Academy of Saint Gabriel Report 072

Academy of Saint Gabriel Report 072

This report is available at

This is one of the Academy's earliest reports. We are not confident that these early reports are accurate. Please use it with caution.


Here is the information we found on the name "Godric of Castlemont."

Godric is definitely a period name. The "Oxford Dictionary of English Christian Names" says:

[Godric] was very common in England before the Norman Conquest. The Normans used it as a nickname for an Englishman, and called Henry I and his queen Godric and Godiva, in allusion to her English blood and his supposedly English sympathies."

It goes on to say that Godric died out in the course of the 13th and 14th centuries.

"Castlemont" is a typical Norman place-name. "Castle" and "mont" were introduced into the English language by the Normans along with many other words of French origin. "Castlemont" would be a very plausible English place-name, but only after the Norman Conquest of 1066. In most written English records after this time, "de" was used instead of "of," although some examples of "of" have been found.

So the name "Godric de Castlemont" or "Godric of Castlemont" is a plausible English name for the period from roughly 1100-1350. For a persona from the 9th century, it would be better to look for an Old English by-name.

Arval D'Espas Nord researched your name.
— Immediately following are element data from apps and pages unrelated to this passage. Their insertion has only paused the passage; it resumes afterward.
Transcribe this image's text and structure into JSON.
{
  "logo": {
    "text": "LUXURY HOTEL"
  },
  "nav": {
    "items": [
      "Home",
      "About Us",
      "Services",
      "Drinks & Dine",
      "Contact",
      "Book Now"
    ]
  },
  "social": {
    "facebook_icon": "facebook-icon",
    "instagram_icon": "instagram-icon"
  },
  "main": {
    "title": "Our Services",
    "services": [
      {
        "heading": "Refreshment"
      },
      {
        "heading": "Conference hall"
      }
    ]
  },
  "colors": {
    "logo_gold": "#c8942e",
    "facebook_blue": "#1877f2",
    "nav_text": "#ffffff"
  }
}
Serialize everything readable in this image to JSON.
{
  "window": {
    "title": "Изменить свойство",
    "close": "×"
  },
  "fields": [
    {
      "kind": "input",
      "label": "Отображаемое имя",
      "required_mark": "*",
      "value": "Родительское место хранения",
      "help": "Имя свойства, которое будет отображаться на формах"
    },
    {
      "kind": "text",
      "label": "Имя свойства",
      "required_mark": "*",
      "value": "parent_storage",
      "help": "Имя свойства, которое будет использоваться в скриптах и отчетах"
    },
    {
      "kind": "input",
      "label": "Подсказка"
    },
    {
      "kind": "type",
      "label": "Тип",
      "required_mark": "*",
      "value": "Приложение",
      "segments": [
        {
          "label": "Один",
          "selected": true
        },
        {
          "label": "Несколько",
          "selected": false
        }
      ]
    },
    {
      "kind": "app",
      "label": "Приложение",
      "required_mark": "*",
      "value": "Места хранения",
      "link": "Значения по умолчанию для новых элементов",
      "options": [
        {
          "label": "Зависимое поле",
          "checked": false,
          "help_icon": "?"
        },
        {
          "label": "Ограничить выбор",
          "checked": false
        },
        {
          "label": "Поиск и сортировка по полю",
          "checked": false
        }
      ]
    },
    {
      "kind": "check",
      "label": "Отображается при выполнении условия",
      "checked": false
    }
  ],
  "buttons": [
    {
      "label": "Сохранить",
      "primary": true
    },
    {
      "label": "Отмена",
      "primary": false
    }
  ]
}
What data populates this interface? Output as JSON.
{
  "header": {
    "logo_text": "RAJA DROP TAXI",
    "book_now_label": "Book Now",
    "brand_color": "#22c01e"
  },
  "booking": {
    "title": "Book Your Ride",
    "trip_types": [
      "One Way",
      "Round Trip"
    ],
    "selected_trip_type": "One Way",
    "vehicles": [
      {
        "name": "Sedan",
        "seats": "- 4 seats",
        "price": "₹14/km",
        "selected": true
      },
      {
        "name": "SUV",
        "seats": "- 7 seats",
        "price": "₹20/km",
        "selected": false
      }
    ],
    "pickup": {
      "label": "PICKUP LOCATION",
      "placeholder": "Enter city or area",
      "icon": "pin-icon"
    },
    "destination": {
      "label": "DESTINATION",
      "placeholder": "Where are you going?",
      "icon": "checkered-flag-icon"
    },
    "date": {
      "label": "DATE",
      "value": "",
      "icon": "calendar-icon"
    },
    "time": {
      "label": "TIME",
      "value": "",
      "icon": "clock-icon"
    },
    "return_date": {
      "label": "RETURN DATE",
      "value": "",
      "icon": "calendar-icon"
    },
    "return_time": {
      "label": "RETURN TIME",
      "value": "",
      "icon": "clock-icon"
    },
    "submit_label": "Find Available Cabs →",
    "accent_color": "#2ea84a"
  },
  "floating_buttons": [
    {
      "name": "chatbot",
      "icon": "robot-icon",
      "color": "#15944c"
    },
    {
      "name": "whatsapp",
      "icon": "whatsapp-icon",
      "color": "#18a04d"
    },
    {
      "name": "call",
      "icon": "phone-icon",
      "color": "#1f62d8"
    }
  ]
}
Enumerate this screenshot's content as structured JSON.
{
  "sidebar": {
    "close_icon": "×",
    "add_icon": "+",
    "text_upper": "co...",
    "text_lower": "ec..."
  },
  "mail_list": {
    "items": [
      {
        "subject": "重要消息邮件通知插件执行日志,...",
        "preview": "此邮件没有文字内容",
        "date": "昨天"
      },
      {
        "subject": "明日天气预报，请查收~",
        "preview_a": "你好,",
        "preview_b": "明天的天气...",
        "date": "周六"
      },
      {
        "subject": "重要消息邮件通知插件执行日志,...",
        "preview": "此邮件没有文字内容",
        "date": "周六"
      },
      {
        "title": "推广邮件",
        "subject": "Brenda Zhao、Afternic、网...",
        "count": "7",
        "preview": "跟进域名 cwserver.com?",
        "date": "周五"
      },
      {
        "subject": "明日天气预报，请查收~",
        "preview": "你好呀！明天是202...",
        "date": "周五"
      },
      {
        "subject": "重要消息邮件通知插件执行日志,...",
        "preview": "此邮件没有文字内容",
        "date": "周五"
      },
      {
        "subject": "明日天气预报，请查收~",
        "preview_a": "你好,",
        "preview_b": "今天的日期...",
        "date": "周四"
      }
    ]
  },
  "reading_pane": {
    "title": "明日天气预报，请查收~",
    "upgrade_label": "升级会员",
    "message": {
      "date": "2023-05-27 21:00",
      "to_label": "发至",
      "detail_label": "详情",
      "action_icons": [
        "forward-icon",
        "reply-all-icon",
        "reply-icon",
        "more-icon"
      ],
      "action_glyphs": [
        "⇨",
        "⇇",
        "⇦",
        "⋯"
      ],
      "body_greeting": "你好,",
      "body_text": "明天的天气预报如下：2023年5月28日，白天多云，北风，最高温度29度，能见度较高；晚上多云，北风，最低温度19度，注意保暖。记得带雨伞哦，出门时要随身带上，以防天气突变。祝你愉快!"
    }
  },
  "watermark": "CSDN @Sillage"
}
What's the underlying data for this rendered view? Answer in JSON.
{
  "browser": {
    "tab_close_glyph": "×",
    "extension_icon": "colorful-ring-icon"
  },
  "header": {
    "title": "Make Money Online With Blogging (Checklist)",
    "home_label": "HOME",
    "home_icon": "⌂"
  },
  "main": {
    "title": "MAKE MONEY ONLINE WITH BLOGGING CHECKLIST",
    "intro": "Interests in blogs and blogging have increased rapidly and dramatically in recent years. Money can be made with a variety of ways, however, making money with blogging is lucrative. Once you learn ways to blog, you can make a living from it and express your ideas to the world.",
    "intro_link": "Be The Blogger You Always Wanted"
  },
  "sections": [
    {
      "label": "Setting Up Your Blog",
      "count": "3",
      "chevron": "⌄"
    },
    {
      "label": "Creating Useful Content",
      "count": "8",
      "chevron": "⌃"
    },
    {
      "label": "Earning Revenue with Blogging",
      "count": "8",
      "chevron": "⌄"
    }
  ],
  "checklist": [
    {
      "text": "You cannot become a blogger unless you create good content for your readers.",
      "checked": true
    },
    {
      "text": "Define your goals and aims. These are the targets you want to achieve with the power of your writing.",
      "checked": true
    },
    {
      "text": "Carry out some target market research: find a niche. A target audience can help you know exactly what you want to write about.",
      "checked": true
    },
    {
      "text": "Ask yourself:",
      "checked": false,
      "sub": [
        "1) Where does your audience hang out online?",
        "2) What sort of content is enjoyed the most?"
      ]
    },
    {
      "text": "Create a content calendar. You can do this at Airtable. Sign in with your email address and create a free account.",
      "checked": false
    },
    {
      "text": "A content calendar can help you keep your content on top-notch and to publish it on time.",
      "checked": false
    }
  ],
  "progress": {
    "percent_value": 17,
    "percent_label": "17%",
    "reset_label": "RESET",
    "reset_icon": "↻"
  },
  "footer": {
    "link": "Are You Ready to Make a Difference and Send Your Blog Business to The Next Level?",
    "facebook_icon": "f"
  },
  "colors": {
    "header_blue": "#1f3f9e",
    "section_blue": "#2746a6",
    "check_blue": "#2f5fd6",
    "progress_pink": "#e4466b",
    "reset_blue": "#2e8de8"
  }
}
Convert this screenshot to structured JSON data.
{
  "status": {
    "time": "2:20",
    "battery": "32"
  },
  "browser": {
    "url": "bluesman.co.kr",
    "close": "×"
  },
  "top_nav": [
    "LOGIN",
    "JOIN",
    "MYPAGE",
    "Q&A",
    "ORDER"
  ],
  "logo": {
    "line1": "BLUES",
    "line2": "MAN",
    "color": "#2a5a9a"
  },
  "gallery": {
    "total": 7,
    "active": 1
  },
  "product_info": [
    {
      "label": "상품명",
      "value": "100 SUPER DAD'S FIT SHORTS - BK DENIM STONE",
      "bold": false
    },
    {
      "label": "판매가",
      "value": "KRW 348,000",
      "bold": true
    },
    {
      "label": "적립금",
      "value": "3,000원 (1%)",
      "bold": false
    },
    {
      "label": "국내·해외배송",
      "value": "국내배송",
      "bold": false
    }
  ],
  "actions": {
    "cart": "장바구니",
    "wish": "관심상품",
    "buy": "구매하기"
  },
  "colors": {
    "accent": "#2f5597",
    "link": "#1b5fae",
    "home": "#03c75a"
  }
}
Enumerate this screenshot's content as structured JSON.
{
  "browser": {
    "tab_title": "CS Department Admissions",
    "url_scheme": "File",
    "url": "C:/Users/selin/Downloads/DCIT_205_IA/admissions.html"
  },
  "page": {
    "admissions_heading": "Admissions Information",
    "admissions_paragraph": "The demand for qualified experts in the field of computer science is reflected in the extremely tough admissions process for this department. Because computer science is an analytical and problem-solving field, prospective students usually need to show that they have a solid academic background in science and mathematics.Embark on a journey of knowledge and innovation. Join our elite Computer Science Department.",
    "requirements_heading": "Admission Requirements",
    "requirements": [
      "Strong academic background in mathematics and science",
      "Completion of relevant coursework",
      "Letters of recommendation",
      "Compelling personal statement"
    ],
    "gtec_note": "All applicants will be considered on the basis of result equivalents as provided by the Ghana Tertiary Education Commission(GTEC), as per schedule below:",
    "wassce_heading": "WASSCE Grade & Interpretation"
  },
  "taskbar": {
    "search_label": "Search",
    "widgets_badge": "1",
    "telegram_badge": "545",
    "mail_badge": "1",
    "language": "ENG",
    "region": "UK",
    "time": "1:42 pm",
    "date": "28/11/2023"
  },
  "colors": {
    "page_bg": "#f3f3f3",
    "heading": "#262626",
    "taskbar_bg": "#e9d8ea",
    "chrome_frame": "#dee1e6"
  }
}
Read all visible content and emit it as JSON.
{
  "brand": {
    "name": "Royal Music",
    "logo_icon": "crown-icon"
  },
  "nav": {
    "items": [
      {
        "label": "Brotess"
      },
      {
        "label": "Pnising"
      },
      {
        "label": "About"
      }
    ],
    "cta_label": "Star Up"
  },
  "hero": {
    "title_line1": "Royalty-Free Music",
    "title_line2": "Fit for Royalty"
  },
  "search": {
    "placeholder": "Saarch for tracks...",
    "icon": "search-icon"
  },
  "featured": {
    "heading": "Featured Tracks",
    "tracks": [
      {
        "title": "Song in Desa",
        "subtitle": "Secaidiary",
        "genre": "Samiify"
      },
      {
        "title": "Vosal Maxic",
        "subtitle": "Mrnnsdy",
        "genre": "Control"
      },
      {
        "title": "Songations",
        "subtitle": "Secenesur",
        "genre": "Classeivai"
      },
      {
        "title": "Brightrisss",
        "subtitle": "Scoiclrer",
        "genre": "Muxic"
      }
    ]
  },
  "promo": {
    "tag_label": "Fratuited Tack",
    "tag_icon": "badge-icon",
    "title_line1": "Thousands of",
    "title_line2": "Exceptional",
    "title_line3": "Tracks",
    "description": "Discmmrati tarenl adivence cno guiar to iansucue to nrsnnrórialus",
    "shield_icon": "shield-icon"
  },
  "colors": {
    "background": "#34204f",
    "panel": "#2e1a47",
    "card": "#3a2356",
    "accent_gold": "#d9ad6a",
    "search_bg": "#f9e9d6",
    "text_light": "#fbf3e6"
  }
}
If you would like assistance finding a by-name, or with anything else, we would be happy to assist you.

In service,
Alan Fairfax
Academy of S. Gabriel